== Dataset excerpts ==

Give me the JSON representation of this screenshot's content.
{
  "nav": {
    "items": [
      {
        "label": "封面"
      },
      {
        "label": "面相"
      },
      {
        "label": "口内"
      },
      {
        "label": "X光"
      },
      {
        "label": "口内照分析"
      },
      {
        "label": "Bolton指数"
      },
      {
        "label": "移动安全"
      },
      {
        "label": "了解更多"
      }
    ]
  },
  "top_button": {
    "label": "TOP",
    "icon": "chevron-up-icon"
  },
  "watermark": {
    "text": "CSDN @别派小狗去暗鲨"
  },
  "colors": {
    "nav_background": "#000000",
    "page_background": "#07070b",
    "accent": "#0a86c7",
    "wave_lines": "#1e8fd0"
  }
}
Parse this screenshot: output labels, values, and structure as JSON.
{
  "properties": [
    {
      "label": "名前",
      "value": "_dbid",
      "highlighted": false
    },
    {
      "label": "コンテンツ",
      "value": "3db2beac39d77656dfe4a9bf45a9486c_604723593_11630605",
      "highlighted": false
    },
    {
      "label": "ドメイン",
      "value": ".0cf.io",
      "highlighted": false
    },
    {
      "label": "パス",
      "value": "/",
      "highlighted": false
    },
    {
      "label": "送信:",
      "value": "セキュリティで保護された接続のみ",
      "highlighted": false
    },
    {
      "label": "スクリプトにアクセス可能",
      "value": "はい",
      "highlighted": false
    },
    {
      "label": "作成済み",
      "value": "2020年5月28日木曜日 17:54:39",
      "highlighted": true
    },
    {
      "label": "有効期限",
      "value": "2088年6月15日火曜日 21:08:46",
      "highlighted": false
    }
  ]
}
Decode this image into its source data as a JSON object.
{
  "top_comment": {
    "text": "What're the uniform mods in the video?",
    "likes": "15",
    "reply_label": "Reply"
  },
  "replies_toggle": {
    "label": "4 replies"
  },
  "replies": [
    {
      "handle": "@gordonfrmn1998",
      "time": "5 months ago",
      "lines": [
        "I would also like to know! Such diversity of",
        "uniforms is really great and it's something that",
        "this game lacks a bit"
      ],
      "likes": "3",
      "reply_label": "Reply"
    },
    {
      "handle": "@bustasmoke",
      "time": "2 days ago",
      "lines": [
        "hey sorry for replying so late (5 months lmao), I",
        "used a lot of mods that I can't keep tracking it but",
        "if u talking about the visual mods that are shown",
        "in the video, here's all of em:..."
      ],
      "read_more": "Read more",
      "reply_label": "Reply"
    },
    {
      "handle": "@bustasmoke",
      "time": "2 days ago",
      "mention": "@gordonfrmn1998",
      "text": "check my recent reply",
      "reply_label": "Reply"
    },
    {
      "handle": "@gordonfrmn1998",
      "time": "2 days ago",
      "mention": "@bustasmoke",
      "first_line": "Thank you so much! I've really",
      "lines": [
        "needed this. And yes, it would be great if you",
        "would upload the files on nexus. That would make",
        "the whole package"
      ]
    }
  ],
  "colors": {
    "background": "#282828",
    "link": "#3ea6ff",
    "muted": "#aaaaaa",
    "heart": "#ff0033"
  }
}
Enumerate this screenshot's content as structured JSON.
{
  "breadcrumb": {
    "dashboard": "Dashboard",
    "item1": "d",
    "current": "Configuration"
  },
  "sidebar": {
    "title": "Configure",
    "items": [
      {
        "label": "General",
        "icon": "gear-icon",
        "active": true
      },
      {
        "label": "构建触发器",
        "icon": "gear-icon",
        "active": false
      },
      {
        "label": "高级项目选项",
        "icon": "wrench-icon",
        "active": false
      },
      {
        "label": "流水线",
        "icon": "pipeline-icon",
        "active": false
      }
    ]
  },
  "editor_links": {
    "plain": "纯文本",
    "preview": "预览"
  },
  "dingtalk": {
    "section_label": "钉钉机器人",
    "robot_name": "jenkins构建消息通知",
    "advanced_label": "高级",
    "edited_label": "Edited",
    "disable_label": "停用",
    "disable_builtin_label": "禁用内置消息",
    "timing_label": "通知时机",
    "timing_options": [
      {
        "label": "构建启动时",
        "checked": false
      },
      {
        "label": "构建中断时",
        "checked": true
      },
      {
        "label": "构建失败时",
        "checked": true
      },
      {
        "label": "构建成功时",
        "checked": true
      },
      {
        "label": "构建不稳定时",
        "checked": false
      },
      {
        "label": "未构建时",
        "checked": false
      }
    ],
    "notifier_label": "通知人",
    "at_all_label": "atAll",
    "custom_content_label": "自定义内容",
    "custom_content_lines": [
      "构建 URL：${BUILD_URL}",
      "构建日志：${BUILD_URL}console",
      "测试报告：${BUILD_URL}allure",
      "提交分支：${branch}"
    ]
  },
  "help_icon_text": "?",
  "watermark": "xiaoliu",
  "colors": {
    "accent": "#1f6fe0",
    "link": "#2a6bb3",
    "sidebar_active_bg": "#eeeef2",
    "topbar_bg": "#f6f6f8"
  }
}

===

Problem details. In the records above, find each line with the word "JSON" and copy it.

Solution below.
Give me the JSON representation of this screenshot's content.
Parse this screenshot: output labels, values, and structure as JSON.
Decode this image into its source data as a JSON object.
Enumerate this screenshot's content as structured JSON.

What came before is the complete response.